EXERCISE DATA:
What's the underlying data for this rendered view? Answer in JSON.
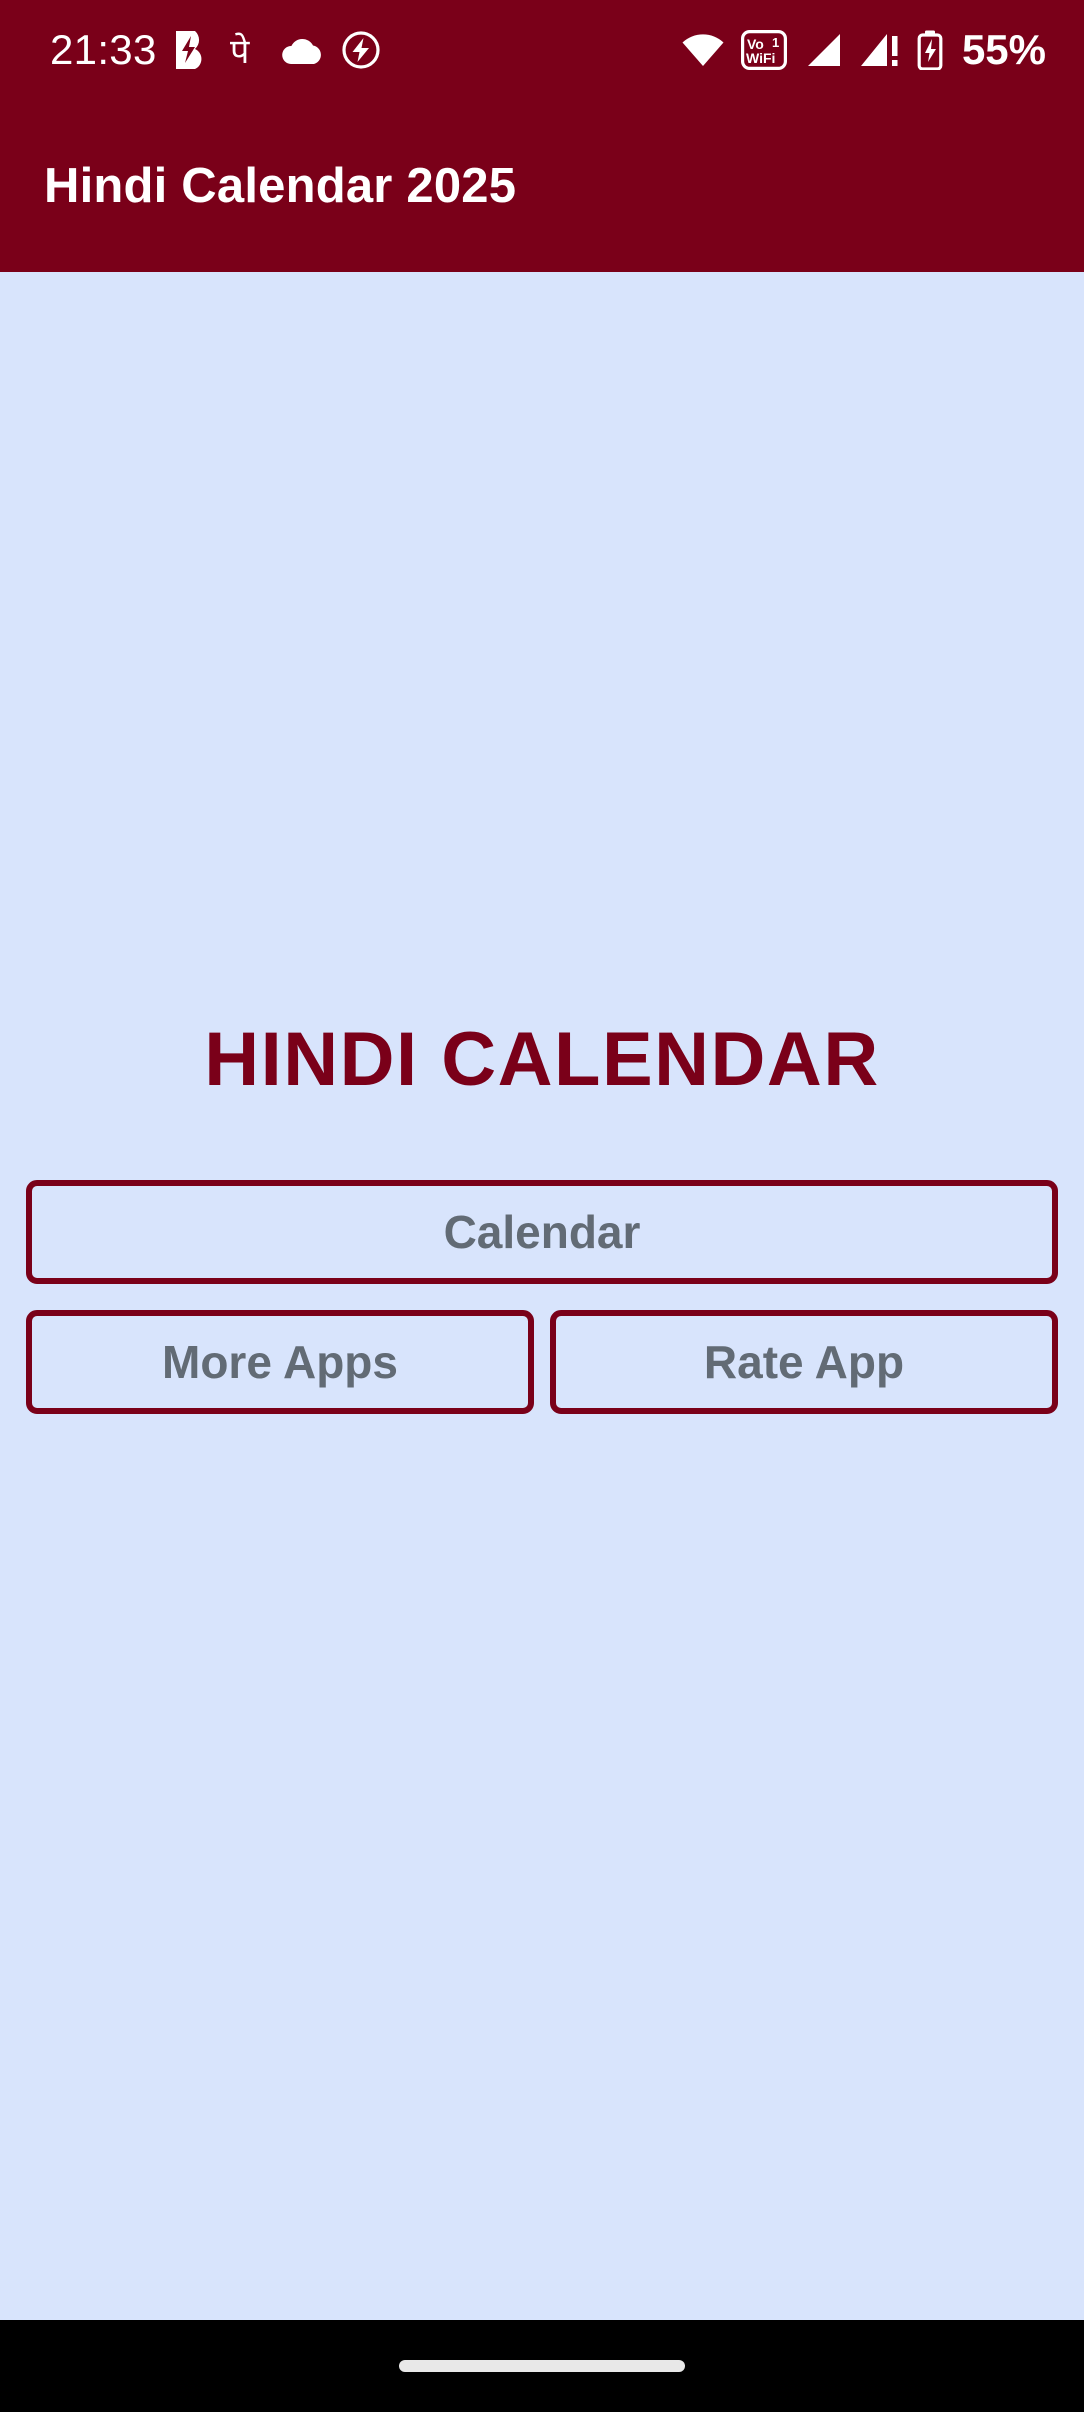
{
  "status_bar": {
    "time": "21:33",
    "battery_percent": "55%",
    "vowifi_label_top": "Vo",
    "vowifi_label_bottom": "WiFi",
    "sim_badge": "1",
    "left_icons": [
      {
        "name": "bolt-app-icon",
        "label": "B"
      },
      {
        "name": "phonepe-icon",
        "label": "पे"
      },
      {
        "name": "cloud-icon",
        "label": "cloud"
      },
      {
        "name": "charging-circle-icon",
        "label": "charging"
      }
    ],
    "right_icons": [
      {
        "name": "wifi-icon",
        "label": "wifi"
      },
      {
        "name": "vowifi-icon",
        "label": "VoWiFi"
      },
      {
        "name": "signal-bars-icon",
        "label": "signal"
      },
      {
        "name": "signal-alert-icon",
        "label": "signal-alert"
      },
      {
        "name": "battery-charging-icon",
        "label": "battery"
      }
    ],
    "colors": {
      "background": "#7A0019",
      "foreground": "#FFFFFF"
    }
  },
  "app_bar": {
    "title": "Hindi Calendar 2025",
    "background": "#7A0019",
    "text_color": "#FFFFFF"
  },
  "main": {
    "heading": "HINDI CALENDAR",
    "heading_color": "#7A0019",
    "background": "#D8E4FC",
    "buttons": {
      "calendar": "Calendar",
      "more_apps": "More Apps",
      "rate_app": "Rate App"
    },
    "button_border_color": "#7A0019",
    "button_text_color": "#626B75"
  },
  "nav_bar": {
    "background": "#000000",
    "gesture_pill_color": "#E8E8E8"
  }
}
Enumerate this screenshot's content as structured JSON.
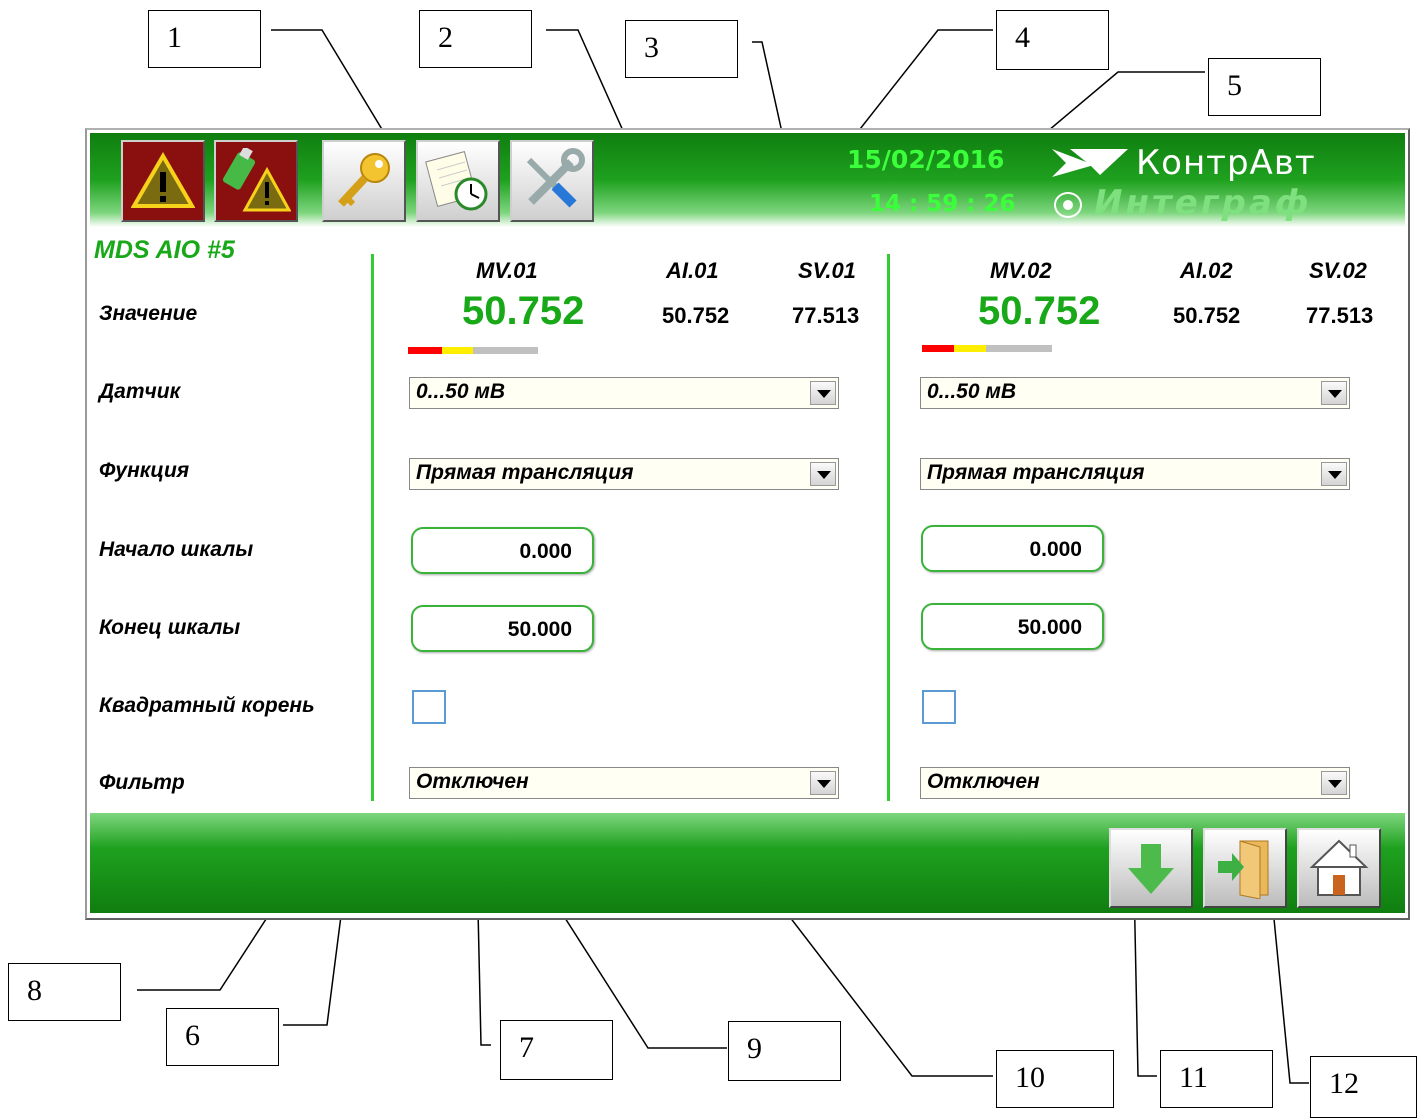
{
  "callouts": [
    "1",
    "2",
    "3",
    "4",
    "5",
    "6",
    "7",
    "8",
    "9",
    "10",
    "11",
    "12"
  ],
  "header": {
    "date": "15/02/2016",
    "time": "14 : 59 : 26",
    "brand_name": "КонтрАвт",
    "brand_product": "Интеграф",
    "toolbar_icons": [
      "alarm-icon",
      "usb-alarm-icon",
      "key-icon",
      "schedule-icon",
      "tools-icon"
    ]
  },
  "device_title": "MDS AIO #5",
  "labels": {
    "value": "Значение",
    "sensor": "Датчик",
    "function": "Функция",
    "scale_start": "Начало шкалы",
    "scale_end": "Конец шкалы",
    "sqrt": "Квадратный корень",
    "filter": "Фильтр"
  },
  "channels": [
    {
      "mv_label": "MV.01",
      "ai_label": "AI.01",
      "sv_label": "SV.01",
      "mv_value": "50.752",
      "ai_value": "50.752",
      "sv_value": "77.513",
      "sensor": "0...50 мВ",
      "function": "Прямая трансляция",
      "scale_start": "0.000",
      "scale_end": "50.000",
      "sqrt_checked": false,
      "filter": "Отключен"
    },
    {
      "mv_label": "MV.02",
      "ai_label": "AI.02",
      "sv_label": "SV.02",
      "mv_value": "50.752",
      "ai_value": "50.752",
      "sv_value": "77.513",
      "sensor": "0...50 мВ",
      "function": "Прямая трансляция",
      "scale_start": "0.000",
      "scale_end": "50.000",
      "sqrt_checked": false,
      "filter": "Отключен"
    }
  ],
  "status_bar_colors": [
    "#ff0000",
    "#ffee00",
    "#c0c0c0"
  ],
  "footer_icons": [
    "download-arrow-icon",
    "exit-door-icon",
    "home-icon"
  ],
  "colors": {
    "accent_green": "#18a818",
    "bar_green": "#1fa11f",
    "date_green": "#3bff3b"
  }
}
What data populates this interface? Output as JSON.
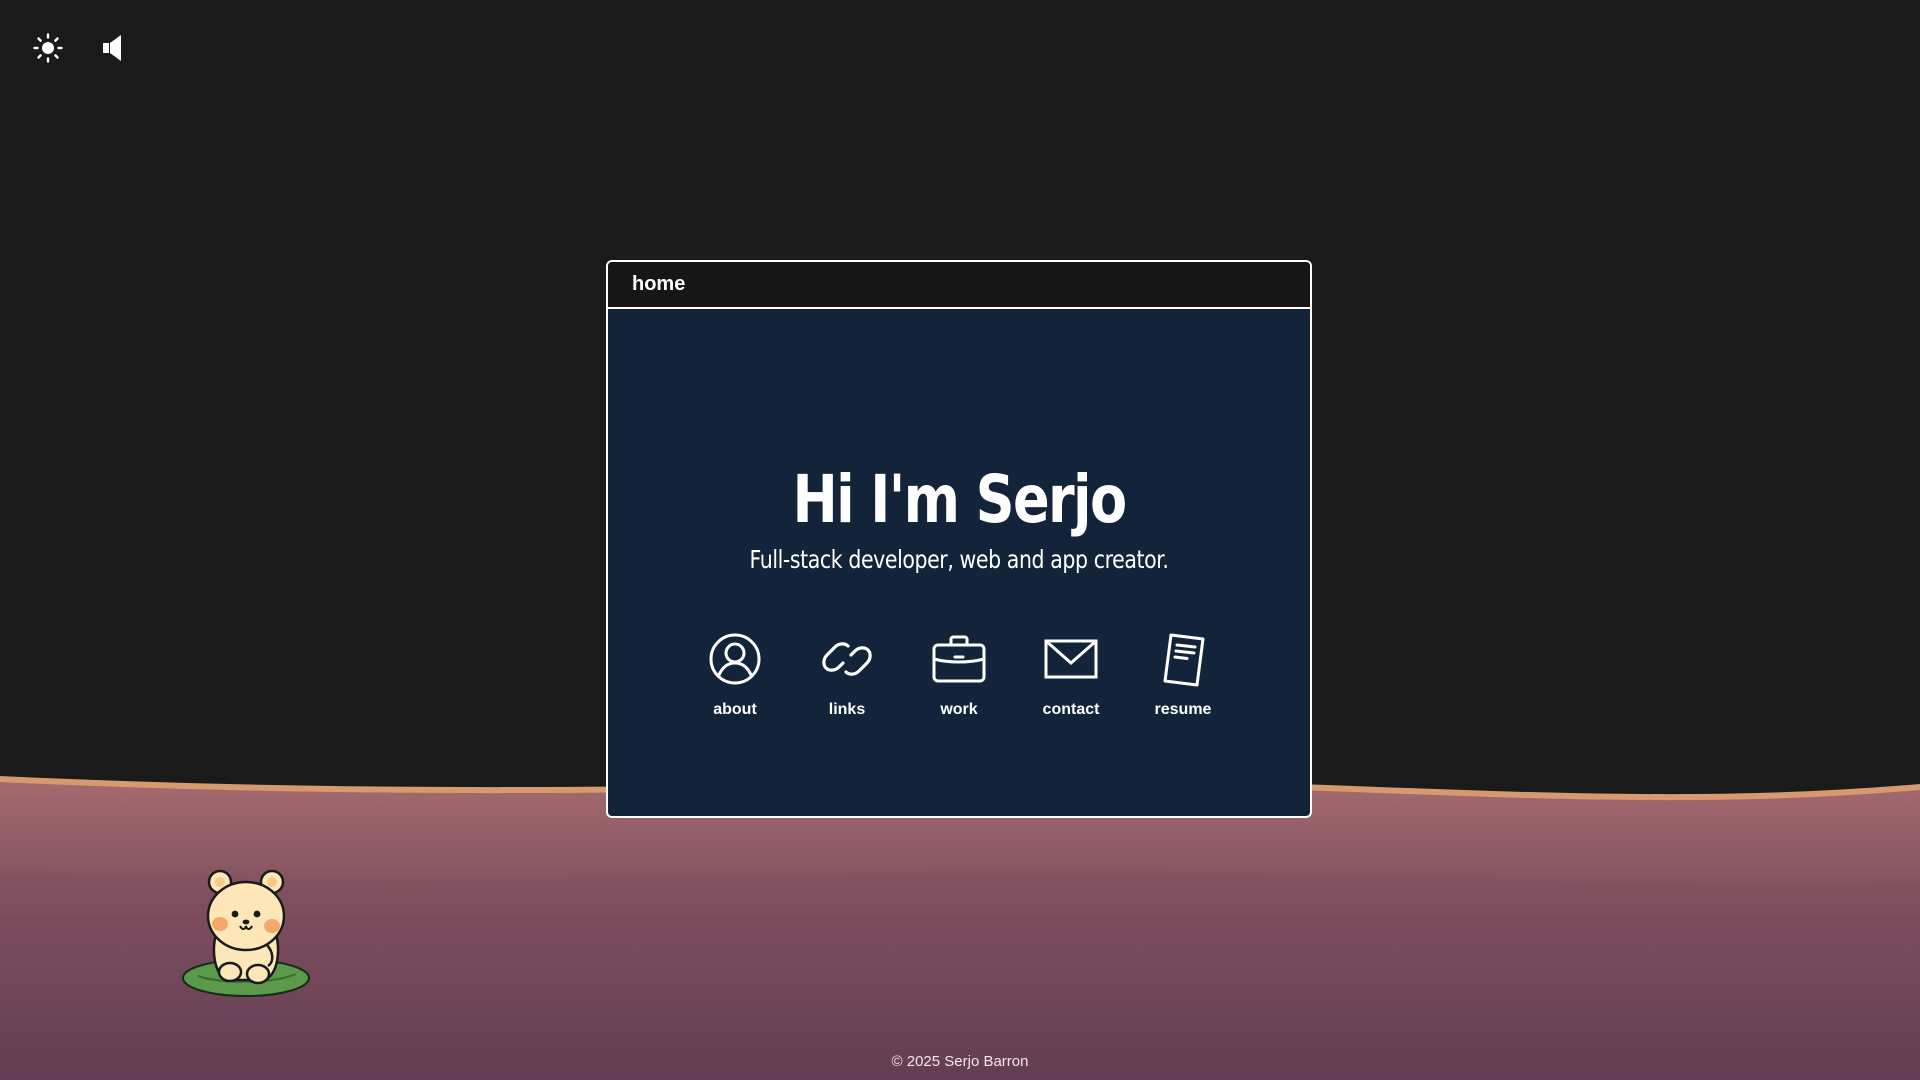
{
  "controls": {
    "theme_icon": "sun-icon",
    "sound_icon": "speaker-icon"
  },
  "window": {
    "title": "home"
  },
  "hero": {
    "headline": "Hi I'm Serjo",
    "subheadline": "Full-stack developer, web and app creator."
  },
  "nav": {
    "items": [
      {
        "label": "about",
        "icon": "user-icon"
      },
      {
        "label": "links",
        "icon": "link-icon"
      },
      {
        "label": "work",
        "icon": "briefcase-icon"
      },
      {
        "label": "contact",
        "icon": "mail-icon"
      },
      {
        "label": "resume",
        "icon": "document-icon"
      }
    ]
  },
  "mascot": {
    "icon": "bear-mascot"
  },
  "footer": {
    "text": "© 2025 Serjo Barron"
  },
  "colors": {
    "background": "#1a1a1a",
    "window_body": "#13233a",
    "window_titlebar": "#161616",
    "terrain_top": "#a46a6e",
    "terrain_bottom": "#55344d",
    "horizon_edge": "#d69a6e",
    "text": "#ffffff"
  }
}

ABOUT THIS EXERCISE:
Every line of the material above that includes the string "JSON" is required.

RESPONSE FOR THIS EXERCISE:
What's the underlying data for this rendered view? Answer in JSON.
Enumerate this screenshot's content as structured JSON.
What data populates this interface? Output as JSON.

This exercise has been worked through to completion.